Activity: Filter the entries and keep only the lines where the string "icon" appears.

|---|

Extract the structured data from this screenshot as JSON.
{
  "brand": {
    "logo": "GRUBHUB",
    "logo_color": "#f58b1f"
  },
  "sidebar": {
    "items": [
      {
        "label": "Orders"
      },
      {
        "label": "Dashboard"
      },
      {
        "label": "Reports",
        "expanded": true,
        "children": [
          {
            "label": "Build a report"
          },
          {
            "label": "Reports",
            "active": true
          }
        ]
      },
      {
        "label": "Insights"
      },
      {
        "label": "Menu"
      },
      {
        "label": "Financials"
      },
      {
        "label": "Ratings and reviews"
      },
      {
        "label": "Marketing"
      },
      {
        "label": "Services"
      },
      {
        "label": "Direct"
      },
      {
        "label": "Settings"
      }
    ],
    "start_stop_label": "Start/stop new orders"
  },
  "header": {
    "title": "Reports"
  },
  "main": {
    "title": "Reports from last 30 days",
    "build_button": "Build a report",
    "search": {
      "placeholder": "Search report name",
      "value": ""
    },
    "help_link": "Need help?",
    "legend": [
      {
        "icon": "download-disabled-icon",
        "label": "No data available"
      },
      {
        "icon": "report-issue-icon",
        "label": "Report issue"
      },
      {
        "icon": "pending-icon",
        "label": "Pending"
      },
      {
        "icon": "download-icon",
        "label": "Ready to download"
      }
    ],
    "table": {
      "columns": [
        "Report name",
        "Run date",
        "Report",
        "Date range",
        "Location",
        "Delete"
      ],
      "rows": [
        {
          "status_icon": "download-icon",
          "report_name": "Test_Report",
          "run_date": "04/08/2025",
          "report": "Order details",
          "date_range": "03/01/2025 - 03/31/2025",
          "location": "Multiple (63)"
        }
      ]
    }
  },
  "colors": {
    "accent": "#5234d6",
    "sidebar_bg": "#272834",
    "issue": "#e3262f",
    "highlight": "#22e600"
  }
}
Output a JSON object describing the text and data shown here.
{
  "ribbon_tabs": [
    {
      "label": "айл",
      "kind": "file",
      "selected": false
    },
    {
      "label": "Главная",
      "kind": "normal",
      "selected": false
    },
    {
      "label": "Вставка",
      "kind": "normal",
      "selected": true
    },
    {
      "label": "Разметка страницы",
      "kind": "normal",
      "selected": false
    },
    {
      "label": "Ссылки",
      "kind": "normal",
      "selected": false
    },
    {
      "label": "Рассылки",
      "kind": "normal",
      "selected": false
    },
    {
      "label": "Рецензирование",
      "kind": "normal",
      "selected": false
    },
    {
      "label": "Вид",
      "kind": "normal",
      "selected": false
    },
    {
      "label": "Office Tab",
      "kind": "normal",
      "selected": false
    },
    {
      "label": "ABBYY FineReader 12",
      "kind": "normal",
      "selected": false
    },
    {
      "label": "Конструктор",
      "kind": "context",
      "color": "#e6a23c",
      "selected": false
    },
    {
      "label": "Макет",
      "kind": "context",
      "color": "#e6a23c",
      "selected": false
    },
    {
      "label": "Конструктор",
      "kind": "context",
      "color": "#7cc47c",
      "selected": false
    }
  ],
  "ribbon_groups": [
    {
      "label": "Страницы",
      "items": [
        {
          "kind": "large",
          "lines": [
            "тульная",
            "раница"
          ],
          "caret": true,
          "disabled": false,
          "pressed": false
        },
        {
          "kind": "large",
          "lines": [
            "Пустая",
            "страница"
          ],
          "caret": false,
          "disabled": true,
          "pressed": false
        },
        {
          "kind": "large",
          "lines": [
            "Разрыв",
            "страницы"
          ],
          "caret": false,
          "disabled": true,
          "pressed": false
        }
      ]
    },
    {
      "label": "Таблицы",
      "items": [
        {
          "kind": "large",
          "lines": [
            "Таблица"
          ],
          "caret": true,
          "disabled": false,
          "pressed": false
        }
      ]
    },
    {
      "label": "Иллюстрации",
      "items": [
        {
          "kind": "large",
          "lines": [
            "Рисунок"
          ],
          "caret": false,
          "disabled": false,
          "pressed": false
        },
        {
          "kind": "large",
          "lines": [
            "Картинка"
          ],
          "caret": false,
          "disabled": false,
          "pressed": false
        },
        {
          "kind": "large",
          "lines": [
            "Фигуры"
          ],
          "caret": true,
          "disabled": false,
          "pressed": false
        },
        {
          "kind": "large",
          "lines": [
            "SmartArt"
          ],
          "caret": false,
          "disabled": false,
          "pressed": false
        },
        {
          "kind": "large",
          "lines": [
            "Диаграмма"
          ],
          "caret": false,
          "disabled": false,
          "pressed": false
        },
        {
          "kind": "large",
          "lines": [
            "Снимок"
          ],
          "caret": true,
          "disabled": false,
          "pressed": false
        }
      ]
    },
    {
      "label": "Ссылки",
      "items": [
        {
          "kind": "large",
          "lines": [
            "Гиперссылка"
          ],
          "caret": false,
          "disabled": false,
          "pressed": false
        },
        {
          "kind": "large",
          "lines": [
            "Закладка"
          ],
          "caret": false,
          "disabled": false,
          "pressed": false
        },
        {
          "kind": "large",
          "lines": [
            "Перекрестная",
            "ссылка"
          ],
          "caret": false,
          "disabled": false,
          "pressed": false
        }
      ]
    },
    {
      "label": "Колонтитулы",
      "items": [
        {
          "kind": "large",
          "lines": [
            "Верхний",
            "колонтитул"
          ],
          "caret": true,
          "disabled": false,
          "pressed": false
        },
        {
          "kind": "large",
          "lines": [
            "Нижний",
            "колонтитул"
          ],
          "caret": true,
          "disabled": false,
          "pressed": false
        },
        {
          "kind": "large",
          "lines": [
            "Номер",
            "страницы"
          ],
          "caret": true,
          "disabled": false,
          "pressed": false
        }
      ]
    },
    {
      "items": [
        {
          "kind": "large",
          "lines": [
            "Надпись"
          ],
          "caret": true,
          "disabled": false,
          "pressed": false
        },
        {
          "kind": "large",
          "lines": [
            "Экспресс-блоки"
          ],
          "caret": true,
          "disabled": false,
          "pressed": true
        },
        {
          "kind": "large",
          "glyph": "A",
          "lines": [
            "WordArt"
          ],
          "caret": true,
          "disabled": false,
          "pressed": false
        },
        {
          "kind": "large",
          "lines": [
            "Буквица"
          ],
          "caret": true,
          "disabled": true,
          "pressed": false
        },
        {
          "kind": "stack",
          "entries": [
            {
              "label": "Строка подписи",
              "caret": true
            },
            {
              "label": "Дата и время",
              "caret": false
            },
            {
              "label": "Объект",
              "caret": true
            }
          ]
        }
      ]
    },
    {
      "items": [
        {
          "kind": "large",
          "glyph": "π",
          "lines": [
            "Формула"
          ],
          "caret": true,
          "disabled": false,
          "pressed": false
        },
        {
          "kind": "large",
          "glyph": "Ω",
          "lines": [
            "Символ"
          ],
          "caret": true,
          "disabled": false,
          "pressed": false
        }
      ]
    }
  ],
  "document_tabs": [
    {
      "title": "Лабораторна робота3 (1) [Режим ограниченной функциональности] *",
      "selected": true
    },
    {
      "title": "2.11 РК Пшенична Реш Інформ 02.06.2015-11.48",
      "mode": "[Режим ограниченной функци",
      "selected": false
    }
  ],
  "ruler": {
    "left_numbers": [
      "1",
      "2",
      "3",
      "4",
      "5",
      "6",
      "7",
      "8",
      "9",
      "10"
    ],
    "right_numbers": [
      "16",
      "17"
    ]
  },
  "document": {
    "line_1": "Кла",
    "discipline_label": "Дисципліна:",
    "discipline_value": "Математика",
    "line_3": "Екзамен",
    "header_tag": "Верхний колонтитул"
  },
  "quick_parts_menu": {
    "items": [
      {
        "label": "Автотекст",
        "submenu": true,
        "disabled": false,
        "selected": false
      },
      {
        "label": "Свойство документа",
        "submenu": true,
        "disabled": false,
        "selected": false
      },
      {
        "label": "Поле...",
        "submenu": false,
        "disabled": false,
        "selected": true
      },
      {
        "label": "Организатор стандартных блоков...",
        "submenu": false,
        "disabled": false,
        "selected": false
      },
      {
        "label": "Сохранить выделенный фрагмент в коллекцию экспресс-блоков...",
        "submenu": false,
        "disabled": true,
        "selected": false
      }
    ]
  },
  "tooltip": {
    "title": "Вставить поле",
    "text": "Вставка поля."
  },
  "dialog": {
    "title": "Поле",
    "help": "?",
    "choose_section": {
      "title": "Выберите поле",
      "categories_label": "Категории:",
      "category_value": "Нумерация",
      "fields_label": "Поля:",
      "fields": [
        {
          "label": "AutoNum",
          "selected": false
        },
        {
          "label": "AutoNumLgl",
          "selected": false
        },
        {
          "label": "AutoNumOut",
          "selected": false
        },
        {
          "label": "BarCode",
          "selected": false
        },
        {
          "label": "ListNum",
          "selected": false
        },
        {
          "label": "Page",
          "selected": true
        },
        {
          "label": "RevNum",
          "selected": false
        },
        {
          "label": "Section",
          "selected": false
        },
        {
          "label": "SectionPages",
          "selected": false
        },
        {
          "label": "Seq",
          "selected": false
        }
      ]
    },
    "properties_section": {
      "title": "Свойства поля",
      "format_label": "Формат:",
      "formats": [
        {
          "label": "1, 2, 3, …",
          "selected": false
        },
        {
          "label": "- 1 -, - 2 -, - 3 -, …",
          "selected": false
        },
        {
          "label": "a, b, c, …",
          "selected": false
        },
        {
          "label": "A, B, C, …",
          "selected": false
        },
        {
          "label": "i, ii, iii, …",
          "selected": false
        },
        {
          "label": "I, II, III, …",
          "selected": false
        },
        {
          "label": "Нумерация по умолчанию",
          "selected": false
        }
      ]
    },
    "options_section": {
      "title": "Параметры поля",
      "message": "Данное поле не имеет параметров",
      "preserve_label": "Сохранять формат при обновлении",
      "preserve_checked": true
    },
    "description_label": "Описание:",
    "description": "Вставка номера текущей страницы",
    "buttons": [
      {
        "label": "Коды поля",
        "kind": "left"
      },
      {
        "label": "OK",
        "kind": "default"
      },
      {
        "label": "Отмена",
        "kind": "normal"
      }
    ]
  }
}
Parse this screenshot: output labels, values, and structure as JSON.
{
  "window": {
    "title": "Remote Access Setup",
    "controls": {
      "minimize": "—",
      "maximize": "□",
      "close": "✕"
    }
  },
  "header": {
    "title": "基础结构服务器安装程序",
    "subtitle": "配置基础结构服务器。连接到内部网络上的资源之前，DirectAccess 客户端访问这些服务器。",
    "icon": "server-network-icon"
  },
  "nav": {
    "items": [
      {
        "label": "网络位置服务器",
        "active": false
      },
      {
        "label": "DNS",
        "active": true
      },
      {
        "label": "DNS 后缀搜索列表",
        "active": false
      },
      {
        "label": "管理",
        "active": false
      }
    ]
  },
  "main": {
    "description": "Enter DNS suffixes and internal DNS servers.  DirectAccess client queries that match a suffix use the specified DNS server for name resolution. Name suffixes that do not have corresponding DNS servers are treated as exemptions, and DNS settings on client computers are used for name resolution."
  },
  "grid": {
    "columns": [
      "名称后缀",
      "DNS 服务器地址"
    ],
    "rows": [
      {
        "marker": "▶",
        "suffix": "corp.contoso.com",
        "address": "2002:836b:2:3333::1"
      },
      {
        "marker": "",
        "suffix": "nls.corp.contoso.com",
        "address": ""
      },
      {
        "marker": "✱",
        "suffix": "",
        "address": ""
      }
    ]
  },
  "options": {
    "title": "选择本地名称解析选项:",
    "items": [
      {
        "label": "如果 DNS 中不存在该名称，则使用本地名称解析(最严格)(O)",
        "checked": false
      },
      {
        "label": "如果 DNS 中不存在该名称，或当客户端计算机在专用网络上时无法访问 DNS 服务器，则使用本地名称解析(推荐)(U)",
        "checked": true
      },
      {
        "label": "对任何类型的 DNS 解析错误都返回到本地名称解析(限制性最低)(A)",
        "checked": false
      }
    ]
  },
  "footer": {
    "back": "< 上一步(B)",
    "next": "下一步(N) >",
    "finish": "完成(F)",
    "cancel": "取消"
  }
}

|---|

Written response:
        "icon": "download-disabled-icon",
        "icon": "report-issue-icon",
        "icon": "pending-icon",
        "icon": "download-icon",
          "status_icon": "download-icon",
    "icon": "server-network-icon"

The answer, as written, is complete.